I am constantly impressed with plaintiffs' hapless charges against the nearly impenetrable immunity that is Section 230 of the Communications Decency Act (“Section 230”). Time and time again, angry plaintiffs bring suit against websites because some unknown third party posted questionable, if not illegal, material. And time and time again, those claims are stymied by Section 230, which grants the websites immunity from liability for those third-party postings. Seriously, there are loads of these cases, and they almost always fail — why do plaintiffs keep bringing them?
The latest plaintiff to plow face-first into the Section 230 wall is Thomas Dart, Sheriff of Cook County, Illinois. Dart sued personal ad site craigslist in March 2009, accusing the website of facilitating prostitution through its "erotic services" section. Ars Technica writes that the lawsuit, along with pressure from other law enforcement officials around the country, prompted craigslist in May to change the objectionable section's name to "adult services," increase fees, and institute more extensive moderation. But the Sheriff's Department did not drop its case after the change, claiming that the difference between "erotic" and "adult" was purely cosmetic, and that craigslist was still promoting prostitution.
Labels aside, this is still a claim attempting to hold craigslist liable for publishing the statements of its users: precisely the sort of thing that Section 230 bars. And that's just why Judge John Grady tossed the Sheriff's case (from the opinion):
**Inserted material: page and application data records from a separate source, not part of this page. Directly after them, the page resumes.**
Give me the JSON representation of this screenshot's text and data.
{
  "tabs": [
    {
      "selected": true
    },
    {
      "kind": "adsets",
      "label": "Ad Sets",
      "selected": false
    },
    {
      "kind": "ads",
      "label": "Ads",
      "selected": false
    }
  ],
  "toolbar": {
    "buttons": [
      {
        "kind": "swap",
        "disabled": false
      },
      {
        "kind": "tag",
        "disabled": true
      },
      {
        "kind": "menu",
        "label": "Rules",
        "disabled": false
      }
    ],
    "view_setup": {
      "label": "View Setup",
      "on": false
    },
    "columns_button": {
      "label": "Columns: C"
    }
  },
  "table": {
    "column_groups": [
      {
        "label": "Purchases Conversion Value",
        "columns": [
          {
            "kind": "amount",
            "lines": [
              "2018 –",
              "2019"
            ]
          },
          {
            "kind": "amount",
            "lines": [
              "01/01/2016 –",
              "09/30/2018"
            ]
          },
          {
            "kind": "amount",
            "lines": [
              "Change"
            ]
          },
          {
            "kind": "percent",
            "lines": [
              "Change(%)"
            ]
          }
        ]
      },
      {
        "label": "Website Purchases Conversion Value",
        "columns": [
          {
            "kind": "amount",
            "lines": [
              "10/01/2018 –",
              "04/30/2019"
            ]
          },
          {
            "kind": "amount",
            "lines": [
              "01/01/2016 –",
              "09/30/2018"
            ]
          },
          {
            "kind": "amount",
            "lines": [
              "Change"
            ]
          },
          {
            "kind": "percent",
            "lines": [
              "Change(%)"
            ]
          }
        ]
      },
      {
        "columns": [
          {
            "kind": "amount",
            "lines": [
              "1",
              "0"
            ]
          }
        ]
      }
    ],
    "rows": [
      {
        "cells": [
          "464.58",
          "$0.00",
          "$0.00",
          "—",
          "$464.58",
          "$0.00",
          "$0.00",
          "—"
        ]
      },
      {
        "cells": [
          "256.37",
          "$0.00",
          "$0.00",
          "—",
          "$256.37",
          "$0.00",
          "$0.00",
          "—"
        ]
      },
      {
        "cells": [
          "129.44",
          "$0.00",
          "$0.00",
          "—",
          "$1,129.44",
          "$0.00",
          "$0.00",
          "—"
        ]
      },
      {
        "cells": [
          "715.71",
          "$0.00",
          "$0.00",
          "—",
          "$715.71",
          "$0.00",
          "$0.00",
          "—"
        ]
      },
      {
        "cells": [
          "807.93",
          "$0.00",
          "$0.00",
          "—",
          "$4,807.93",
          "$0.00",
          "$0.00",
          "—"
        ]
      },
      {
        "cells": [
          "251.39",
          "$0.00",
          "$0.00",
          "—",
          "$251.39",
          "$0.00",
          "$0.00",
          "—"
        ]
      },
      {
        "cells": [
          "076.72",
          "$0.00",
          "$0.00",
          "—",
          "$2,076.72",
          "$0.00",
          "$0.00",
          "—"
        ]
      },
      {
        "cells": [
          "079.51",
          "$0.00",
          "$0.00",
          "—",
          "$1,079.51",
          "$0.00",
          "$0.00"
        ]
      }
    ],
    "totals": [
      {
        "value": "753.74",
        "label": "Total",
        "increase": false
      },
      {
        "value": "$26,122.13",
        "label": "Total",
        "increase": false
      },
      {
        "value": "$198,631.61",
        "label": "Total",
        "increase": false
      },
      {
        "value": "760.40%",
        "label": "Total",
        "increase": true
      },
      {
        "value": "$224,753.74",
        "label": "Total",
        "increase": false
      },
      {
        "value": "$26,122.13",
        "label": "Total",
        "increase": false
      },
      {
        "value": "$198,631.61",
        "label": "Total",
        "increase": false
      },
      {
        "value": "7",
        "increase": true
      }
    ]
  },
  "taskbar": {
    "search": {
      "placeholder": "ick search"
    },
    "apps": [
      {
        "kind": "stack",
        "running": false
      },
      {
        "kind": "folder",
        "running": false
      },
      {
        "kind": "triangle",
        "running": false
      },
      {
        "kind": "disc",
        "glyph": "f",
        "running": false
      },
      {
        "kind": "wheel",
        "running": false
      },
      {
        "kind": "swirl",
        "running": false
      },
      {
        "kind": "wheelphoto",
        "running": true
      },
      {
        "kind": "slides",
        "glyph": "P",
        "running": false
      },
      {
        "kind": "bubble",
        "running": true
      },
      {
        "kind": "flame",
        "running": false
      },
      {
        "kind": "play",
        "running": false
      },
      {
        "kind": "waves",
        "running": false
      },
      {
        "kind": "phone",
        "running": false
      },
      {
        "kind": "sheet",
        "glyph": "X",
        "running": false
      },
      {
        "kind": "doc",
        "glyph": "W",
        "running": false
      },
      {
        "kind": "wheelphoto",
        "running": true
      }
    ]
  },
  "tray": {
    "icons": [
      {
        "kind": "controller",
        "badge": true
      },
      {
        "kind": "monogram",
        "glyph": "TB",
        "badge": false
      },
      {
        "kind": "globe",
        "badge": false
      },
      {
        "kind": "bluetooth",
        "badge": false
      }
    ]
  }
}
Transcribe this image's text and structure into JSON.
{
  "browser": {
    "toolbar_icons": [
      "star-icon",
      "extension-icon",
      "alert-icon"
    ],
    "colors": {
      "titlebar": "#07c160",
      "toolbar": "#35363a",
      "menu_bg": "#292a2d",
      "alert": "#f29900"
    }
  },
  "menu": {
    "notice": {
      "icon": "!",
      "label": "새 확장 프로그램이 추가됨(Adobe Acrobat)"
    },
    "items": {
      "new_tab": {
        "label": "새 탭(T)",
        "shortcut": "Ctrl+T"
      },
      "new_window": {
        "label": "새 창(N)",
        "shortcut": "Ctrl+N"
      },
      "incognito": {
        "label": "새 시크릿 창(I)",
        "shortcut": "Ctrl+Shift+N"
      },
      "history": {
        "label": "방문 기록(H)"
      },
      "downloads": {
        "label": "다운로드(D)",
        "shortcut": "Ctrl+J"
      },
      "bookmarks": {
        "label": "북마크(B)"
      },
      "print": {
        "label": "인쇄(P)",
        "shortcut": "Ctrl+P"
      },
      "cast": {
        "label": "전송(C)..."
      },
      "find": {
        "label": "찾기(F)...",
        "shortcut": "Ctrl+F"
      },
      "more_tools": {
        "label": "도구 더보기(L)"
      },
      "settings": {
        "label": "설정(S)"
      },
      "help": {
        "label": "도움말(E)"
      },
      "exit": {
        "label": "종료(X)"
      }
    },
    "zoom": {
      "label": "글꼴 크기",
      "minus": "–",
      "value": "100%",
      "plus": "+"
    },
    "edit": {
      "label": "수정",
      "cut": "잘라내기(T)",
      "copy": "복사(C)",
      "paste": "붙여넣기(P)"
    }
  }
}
While we accept as true for purposes of this motion plaintiff's allegation that users routinely flout Craigslist's guidelines, it is not because Craigslist has caused them to do so. Or if it has, it is only "in the sense that no one could post [unlawful content] if craigslist did not provide a forum." . . . Section 230(c)(1) would serve little if any purpose if companies like Craigslist were found liable for "causing" or "inducing" users to post unlawful content in this fashion.
Honestly, this lawsuit strikes me as almost completely frivolous. Dart filed suit in the United States District Court for the Northern District of Illinois, any decision would be subject to appeal in the Seventh Circuit. While the Seventh Circuit once flirted in dicta with gutting Section 230, it cleared things up in Chicago Lawyers' Committee for Civil Rights Under Law, Inc. v. Craigslist, Inc., 519 F. 3d 666 (7th Cir. 2008), where it held that Section 230 barred federal anti-discrimination claims against craigslist based on the postings of its users. While Dart brought a state-law nuisance claim here, the premise of his claim is nearly identical to the claim in Chicago Lawyers' Committee: that craigslist is somehow to blame for the illegal posts of its users, despite having no role beyond the passive host of the offending content. But if Section 230 prevented craigslist from being liable for its users' violations of the Fair Housing Act in that case, how could it not protect craigslist in this case as well? There's nothing to substantially distinguish the two.
And it's not just Chicago Lawyers' Committee that puts the kibosh on such claims. Courts have nearly uniformly found Section 230 to be a complete bar against liability for publishing the content of end users. The legal tides were against Dart from the start. Indeed, the Electronic Frontier Foundation slammed the Sheriff's decision to bring suit against craigslist, along with similar decisions by other law enforcement officials, as little more than a "publicity stunt" and "a cheap and easy way to score political points." I find it hard to disagree. I do hope that the Sheriff's department didn't spend much time and money on litigating this case, because it was pretty clearly doomed from the get-go.
(Arthur Bright is a third-year law student at the Boston University School of Law and a former CMLP Legal Intern. Before attending law school, Arthur was the online news editor at The Christian Science Monitor.)